Background: Chemical substances can negatively affect the auditory system. Chemical substances alone or combined with high-level noise have recently become a major concern as a cause of occupational hearing loss. Objective: To assess the combined effect of solvents and noise versus solvents only, or noise only, on the auditory function of workers. Method: Published articles which included noise and/or solvent exposure or combined effects of solvents and noise, studies conducted on human beings only and the use of audiological tests on participants. Results: Thirteen papers were eligible for inclusion. The participants’ ages ranged from 18 to 68 years. Results revealed that 24.5% presented with hearing loss as a result of noise exposure only; 18% presented with hearing loss owing to solvent exposure only; and a total of 43.3% presented with hearing loss owing to combined noise and solvent exposure. Furthermore, the prevalence of hearing loss in the noise and solvent group was significantly (p < 0.001) higher than the other groups in 10 out of the 13 studies analysed, with a pooled odds ratio (OR) of 2.754. Of the 178 participants (total of all participants exposed to solvents), a total of 32 participants presented with auditory pathology as a result of exposure to solvents only.
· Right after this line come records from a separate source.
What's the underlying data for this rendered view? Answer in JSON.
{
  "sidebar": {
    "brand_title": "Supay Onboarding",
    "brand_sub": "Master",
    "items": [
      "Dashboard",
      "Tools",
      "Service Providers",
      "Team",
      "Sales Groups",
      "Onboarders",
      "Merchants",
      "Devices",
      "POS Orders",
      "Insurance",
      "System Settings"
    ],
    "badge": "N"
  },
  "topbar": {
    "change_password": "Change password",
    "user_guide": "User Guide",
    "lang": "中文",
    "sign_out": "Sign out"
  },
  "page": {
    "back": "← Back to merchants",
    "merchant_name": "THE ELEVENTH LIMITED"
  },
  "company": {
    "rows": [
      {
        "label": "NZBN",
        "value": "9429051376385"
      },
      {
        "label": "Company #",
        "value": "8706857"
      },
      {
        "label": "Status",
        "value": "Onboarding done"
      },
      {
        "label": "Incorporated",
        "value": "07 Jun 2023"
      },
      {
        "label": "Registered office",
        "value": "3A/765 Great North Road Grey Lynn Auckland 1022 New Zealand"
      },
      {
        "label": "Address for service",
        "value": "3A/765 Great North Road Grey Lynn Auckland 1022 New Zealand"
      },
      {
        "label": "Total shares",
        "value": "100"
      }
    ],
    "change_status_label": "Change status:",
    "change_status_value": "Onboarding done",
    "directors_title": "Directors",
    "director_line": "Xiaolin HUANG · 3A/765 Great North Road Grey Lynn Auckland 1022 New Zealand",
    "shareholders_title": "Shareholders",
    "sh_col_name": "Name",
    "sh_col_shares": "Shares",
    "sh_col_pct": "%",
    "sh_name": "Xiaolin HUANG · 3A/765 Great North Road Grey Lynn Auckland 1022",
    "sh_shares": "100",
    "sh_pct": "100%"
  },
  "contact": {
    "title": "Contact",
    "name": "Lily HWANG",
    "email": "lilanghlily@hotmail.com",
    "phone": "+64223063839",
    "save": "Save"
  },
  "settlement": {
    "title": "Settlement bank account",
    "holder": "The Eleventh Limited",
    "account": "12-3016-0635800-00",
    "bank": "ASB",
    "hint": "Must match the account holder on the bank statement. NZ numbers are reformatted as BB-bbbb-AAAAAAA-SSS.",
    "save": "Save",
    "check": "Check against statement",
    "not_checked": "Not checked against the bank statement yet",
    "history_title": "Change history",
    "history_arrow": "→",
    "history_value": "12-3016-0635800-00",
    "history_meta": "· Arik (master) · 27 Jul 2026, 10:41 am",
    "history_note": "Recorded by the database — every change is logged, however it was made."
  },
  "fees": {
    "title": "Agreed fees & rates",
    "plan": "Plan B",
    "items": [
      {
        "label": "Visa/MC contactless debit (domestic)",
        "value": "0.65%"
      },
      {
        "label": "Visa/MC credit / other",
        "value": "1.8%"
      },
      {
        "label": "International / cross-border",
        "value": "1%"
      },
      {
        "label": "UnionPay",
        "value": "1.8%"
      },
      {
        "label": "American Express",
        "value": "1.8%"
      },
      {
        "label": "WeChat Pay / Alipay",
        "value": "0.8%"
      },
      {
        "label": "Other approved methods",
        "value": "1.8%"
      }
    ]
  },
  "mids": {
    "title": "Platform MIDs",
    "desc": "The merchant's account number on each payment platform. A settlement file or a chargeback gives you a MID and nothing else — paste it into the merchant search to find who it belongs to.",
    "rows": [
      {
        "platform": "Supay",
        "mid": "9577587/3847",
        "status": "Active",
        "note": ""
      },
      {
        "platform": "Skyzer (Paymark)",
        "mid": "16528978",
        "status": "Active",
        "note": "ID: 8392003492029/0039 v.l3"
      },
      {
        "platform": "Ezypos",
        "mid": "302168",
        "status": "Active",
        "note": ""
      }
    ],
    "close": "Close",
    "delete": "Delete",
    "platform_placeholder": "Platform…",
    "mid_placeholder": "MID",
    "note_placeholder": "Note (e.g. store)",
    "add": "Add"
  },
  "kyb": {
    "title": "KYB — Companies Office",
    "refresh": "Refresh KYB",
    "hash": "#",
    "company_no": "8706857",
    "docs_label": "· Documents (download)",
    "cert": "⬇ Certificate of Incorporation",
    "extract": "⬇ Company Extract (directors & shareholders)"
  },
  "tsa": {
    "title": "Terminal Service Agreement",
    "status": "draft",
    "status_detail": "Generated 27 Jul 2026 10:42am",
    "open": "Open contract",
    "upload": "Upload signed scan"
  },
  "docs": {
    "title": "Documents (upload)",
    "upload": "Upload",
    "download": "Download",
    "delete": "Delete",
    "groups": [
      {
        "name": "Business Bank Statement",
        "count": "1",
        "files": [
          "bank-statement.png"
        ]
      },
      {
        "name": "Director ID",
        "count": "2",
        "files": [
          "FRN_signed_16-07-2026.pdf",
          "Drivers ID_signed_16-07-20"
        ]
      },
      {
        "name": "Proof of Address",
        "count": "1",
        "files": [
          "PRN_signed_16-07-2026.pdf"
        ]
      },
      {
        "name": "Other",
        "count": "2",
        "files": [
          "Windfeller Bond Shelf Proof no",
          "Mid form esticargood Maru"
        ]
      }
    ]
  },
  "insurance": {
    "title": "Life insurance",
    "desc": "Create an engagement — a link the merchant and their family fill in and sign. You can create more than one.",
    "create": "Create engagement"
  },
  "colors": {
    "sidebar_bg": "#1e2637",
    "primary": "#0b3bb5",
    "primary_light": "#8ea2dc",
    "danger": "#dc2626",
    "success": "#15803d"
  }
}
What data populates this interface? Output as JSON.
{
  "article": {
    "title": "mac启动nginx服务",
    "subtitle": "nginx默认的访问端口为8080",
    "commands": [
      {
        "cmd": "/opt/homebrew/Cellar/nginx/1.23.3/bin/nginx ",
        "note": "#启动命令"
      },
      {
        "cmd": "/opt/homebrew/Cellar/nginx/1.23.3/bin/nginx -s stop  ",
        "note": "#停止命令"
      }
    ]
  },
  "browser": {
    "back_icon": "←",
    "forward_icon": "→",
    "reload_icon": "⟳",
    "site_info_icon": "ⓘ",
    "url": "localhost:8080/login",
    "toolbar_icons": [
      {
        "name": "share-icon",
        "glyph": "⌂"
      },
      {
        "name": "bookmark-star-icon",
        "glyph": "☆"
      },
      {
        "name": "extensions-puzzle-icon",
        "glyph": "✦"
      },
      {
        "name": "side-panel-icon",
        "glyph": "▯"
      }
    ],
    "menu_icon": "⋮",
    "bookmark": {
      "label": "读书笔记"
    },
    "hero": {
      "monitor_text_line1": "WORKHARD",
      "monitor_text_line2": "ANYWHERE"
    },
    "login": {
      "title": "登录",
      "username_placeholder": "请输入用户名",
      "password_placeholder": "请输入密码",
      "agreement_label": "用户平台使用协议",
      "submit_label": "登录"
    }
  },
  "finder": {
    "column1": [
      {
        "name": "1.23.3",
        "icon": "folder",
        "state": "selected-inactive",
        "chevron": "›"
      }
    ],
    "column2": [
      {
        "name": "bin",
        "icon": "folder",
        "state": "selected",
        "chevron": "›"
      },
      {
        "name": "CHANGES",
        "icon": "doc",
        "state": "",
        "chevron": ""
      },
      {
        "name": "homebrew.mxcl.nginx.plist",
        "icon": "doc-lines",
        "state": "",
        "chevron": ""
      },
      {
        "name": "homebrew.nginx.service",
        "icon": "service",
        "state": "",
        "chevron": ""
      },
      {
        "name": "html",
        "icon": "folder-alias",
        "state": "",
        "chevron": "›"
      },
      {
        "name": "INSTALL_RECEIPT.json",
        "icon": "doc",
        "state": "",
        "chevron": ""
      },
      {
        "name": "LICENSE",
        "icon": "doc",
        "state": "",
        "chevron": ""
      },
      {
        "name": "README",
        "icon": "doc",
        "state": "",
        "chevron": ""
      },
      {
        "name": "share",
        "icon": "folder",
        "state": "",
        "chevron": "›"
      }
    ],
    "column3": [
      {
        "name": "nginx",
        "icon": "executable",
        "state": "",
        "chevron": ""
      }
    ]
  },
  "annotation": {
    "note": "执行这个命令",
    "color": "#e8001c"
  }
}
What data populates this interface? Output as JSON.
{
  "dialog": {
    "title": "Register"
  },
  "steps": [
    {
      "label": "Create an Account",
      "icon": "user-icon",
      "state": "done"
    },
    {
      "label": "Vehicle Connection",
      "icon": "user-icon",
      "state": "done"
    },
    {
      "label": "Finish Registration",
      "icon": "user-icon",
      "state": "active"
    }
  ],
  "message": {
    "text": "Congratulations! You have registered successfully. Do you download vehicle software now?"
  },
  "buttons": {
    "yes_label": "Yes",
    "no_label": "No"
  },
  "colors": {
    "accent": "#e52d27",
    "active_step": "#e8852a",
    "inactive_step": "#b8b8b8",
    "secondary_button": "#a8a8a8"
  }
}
There was a significantly higher pooled odds of hearing loss in noise and solvent-exposed group compared to solvent-only group (pooled OR = 2.15, 95% CI: 1.24–3.72, p = 0.006). Conclusion: The findings revealed significantly higher odds of acquiring hearing loss when workers were exposed to a combination of solvents and noise as opposed to solvents only, motivating for its inclusion into hearing conservation programmes.
- Noise Induced hearing loss
- Solvent induced hearing Loss